One interesting series of books coming out from Drawn & Quarterly has been their "Petits Livres" line. These "little lives" books are physically small, heavier on image than word and highly idiosyncratic. The most recent books from the line, OJINGOGO (by Matthew Forsythe) and POHADKY (by Marek Colek & Pat Shewchuk), both tread in some similar territory. Both are interested in exploring the inherently neurotic nature of fairy tales and folk legend. These stories were not simply made to entertain, they were crafted to instruct and offer correctives through fear. OJINGOGO tells us of the adventures of a young girl and what would become her pet squid as they travel through a hazardous yet exciting world. This story emphasizes the flow of movement, as events tumble into each other. POHADKY is more of a cultural excavation, as Colek & Shewchuk take turns on roughly opposite pages exploring static images dealing with either loaded iconic symbols or the enduring lives of the characters invoked in these legends.

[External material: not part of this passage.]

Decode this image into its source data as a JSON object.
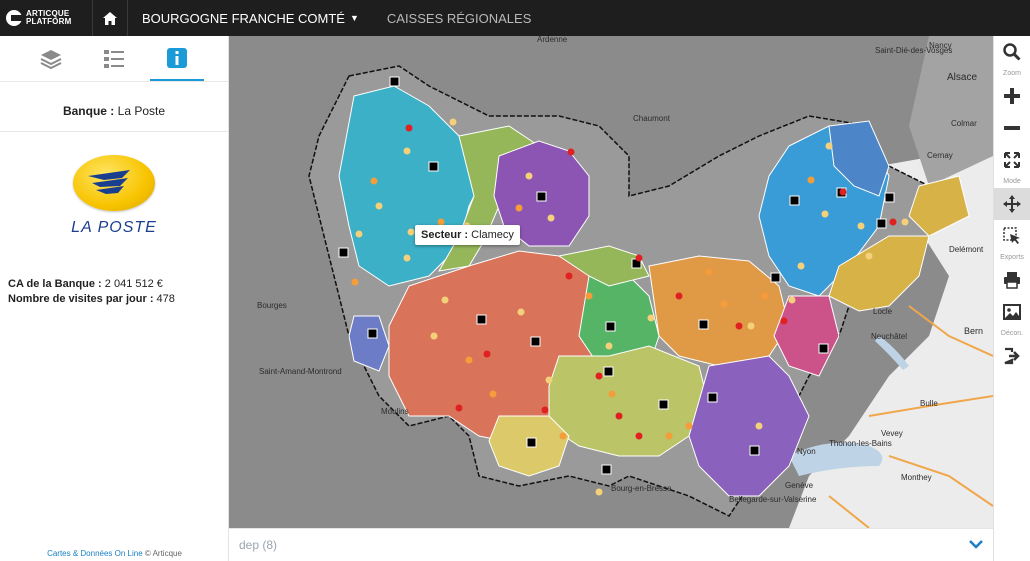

Forsythe's book calls to mind three different artists. The tightly-packed gags and adventure sketches reminds me a bit of Lewis Trondheim's work in books like MR I and MR O. The simultaneous sense of characters aimlessly wandering through their environment combined with the propulsive nature of the panel-to-panel transitions recall Mat Brinkman's silent adventure comics. The way we follow the adventures of a plucky girl through a trippy dreamscape where creatures often unexpectedly change size makes me think of Lewis Carroll's Alice books. Forsythe's character design has both charm and bite; the girl and her squid are both cute, but the squid attempts to eat her at first, and she's pretty much in constant danger.
The story, such as it is, is quite thin. Yet Forsythe never introduces a character that won't later have some use to the plot and eventual outcome of the story. He also keeps things lively by first introducing inanimate objects (such as a camera) and then having them surprisingly come to life. Forsythe continually ramps up the action by pulling back from the action to reveal yet another, larger, more threatening monster. Cleverly, he turns that size differential into an important plot point in the book's eventual resolution, turning a device that created tension into one that evoked laughter. This book started as a webcomic and it shows with the way Forsythe seems to be compelled to make each page its own comedic unit and the way he stitches them together as a continuing serial. The flow of the book is sometimes interrupted by two-page spreads that split apart single images. "Losing" part of the image was distracting, though I'm not sure there was a better solution with the material as he drew it. It'd be interesting to see what Forsythe comes up with when he doesn't choose to serialize his work.
POHADKY also proceeds silently, as intricate iconic symbols that have obvious power mixed with line drawings given life with a muted palette. The artists made the interesting decision of presenting their images without comment, providing an index only after they've concluded their images. The images in the drawings are archetypes: the crone, the soldier, Death, and even more familiar, modern figures (like the Capitalist). It's the sort of book that demands multiple readings to absorb the imagery and the way the artists are presenting an intentionally jumbled series of images. Many of the pages have a certain tension and energy to them by the way they are composed, even if the images are static. For example, "Witches, A Soldier a Donkey and a Black Cat" has the above figures floating above a city, huddled together as though they were waiting to be activated. Colek, who drew the images, is actually more effective in black & white than color. There's an almost primitive power to his b&w figures that his color images lack. Perhaps it's the difference between the visceral nature of a drawing and the more washed-out, storybook nature of a color image, but I found myself returning to Colek's spooky b&w drawings most of all.
OJINGOGO is a book for children to fall into, while POHADKY is more a book for adults to reflect on as they consider the roots of their own folklore. The former creates its own iconography as it follows a familiar storytelling path, while the latter is less about story than it is about the way images accrue weight and meaning over time in ways that expand beyond their original contexts.